<<<<
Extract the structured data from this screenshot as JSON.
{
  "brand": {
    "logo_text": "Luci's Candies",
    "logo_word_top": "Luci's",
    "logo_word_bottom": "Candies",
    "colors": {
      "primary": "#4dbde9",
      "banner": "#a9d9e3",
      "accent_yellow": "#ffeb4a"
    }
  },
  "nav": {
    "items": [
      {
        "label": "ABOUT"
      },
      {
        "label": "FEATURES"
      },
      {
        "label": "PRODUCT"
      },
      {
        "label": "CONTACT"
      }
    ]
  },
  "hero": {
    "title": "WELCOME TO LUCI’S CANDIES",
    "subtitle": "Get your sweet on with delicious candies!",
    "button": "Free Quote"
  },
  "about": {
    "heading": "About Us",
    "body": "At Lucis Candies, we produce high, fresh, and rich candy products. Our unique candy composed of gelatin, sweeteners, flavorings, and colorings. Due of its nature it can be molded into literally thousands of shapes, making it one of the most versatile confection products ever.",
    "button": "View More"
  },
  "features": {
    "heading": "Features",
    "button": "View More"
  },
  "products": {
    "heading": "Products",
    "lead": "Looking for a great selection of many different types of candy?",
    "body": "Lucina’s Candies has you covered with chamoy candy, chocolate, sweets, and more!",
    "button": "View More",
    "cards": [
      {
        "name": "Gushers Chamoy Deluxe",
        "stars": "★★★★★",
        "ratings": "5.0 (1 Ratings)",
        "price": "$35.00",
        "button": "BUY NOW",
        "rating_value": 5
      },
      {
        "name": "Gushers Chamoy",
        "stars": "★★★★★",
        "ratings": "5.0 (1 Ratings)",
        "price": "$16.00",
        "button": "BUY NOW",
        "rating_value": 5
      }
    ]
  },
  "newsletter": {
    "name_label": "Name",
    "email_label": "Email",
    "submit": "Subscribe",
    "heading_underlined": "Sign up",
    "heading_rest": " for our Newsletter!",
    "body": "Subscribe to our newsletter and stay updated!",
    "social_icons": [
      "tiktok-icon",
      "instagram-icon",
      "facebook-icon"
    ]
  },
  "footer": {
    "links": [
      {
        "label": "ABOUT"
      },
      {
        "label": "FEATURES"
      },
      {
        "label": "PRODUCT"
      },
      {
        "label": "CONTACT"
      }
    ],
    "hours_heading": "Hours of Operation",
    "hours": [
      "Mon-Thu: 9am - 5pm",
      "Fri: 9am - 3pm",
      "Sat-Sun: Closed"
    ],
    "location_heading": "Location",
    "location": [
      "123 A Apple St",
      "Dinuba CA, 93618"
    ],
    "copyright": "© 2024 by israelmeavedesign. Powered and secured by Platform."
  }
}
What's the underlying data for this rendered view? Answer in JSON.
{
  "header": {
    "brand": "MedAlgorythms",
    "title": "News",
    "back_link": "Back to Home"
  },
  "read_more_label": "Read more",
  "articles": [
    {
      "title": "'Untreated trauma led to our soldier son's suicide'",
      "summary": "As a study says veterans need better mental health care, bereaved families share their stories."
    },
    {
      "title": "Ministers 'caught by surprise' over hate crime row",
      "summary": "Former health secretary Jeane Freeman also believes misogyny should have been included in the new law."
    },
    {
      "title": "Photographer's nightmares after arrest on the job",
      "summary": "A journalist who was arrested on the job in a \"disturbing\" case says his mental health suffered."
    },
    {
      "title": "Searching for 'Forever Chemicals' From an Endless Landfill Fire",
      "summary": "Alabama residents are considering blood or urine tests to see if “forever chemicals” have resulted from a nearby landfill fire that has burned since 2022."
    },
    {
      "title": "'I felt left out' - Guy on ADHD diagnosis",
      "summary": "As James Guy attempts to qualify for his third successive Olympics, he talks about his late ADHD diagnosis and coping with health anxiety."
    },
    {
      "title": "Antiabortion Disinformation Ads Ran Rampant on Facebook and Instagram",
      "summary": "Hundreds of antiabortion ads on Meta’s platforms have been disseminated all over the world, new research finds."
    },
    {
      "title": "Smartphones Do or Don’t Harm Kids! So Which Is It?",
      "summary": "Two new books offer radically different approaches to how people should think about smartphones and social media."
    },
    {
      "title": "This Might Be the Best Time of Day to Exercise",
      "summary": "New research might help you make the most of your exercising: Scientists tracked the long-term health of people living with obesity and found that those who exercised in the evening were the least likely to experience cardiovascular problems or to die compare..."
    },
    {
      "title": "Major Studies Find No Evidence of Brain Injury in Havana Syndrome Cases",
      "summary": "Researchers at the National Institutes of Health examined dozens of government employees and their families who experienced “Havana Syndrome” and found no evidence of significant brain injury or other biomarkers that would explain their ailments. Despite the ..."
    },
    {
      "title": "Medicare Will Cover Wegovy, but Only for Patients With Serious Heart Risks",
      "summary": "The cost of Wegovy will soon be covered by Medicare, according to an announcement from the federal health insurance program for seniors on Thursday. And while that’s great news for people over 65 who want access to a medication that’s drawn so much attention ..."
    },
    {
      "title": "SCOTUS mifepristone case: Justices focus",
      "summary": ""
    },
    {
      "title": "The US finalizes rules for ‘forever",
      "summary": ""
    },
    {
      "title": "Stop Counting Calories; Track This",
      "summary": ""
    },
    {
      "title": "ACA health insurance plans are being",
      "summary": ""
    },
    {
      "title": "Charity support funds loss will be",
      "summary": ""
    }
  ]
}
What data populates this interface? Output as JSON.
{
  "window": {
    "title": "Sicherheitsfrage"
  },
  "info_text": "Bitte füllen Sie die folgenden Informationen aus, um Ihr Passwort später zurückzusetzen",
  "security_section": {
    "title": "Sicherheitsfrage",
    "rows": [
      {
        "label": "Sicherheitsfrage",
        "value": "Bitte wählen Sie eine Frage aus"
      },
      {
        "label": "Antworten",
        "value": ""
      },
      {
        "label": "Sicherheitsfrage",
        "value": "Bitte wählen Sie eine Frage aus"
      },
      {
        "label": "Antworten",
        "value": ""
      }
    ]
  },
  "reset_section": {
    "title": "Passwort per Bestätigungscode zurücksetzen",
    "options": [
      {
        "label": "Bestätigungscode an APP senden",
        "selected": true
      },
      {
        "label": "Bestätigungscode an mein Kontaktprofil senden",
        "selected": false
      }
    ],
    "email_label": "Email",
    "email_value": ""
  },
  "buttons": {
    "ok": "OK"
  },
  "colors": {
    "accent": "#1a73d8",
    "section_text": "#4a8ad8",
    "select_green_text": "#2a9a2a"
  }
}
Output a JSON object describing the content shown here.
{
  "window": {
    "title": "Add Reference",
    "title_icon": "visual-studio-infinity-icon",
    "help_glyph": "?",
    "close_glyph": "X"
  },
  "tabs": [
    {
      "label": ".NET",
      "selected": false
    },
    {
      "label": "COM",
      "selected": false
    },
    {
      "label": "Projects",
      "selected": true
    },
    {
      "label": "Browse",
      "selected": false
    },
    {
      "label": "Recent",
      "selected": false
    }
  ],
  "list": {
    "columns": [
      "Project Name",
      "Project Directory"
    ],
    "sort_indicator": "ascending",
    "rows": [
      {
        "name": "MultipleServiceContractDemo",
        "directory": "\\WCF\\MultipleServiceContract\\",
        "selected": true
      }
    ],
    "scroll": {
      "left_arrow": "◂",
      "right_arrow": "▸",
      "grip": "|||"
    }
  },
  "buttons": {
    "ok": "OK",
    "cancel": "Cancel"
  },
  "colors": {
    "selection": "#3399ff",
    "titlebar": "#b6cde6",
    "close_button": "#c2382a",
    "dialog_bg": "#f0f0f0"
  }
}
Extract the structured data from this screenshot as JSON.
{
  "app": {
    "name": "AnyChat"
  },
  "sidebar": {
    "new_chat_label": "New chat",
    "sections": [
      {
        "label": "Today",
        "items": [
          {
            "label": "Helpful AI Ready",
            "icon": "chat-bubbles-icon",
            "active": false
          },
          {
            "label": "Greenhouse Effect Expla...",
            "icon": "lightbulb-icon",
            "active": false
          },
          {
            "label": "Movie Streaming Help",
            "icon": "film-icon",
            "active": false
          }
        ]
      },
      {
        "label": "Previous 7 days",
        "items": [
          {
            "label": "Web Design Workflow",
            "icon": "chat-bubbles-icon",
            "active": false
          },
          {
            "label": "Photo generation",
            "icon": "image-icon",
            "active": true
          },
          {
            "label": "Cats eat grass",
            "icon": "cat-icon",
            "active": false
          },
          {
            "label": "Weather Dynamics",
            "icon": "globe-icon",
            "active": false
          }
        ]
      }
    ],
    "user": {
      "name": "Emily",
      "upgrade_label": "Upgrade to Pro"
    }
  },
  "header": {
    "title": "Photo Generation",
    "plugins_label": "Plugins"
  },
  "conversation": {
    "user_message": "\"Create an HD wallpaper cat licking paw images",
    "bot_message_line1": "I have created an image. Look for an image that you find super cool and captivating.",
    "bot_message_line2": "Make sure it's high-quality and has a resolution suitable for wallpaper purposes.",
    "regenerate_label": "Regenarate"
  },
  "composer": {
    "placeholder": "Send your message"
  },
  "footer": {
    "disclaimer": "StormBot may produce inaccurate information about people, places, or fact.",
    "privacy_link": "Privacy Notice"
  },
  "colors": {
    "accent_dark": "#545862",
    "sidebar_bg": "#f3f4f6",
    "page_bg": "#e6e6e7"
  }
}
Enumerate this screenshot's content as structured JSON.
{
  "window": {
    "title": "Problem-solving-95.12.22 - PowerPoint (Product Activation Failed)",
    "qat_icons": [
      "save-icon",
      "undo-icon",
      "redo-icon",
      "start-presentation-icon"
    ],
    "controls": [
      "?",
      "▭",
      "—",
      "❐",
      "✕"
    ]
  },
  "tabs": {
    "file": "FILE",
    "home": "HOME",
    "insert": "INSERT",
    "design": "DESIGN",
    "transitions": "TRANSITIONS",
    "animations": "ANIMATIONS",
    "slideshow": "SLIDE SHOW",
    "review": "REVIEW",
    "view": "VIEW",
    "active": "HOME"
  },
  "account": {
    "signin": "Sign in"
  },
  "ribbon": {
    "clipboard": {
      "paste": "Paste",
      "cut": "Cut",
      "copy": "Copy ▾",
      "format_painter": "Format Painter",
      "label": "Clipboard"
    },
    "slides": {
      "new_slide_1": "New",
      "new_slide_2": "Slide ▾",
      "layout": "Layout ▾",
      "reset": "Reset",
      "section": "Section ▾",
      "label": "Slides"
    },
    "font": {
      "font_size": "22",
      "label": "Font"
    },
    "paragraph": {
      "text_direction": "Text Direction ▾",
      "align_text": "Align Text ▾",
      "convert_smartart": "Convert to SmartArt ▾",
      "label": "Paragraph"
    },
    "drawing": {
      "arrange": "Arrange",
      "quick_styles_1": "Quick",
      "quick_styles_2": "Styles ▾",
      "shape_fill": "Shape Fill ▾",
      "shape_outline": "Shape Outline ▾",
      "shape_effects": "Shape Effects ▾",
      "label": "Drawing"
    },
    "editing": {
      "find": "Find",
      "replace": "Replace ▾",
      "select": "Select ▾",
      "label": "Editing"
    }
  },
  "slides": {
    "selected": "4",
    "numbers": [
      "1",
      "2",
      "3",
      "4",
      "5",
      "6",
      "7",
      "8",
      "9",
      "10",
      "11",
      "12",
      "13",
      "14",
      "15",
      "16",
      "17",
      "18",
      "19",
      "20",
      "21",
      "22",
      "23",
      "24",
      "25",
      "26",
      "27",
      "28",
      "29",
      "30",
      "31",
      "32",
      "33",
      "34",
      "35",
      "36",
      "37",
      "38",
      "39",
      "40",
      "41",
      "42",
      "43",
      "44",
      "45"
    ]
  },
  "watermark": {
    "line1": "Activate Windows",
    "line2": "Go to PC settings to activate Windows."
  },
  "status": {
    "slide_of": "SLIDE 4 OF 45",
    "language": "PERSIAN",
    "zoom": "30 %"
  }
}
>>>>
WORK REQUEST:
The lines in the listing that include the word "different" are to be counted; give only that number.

ANSWER SECTION:
2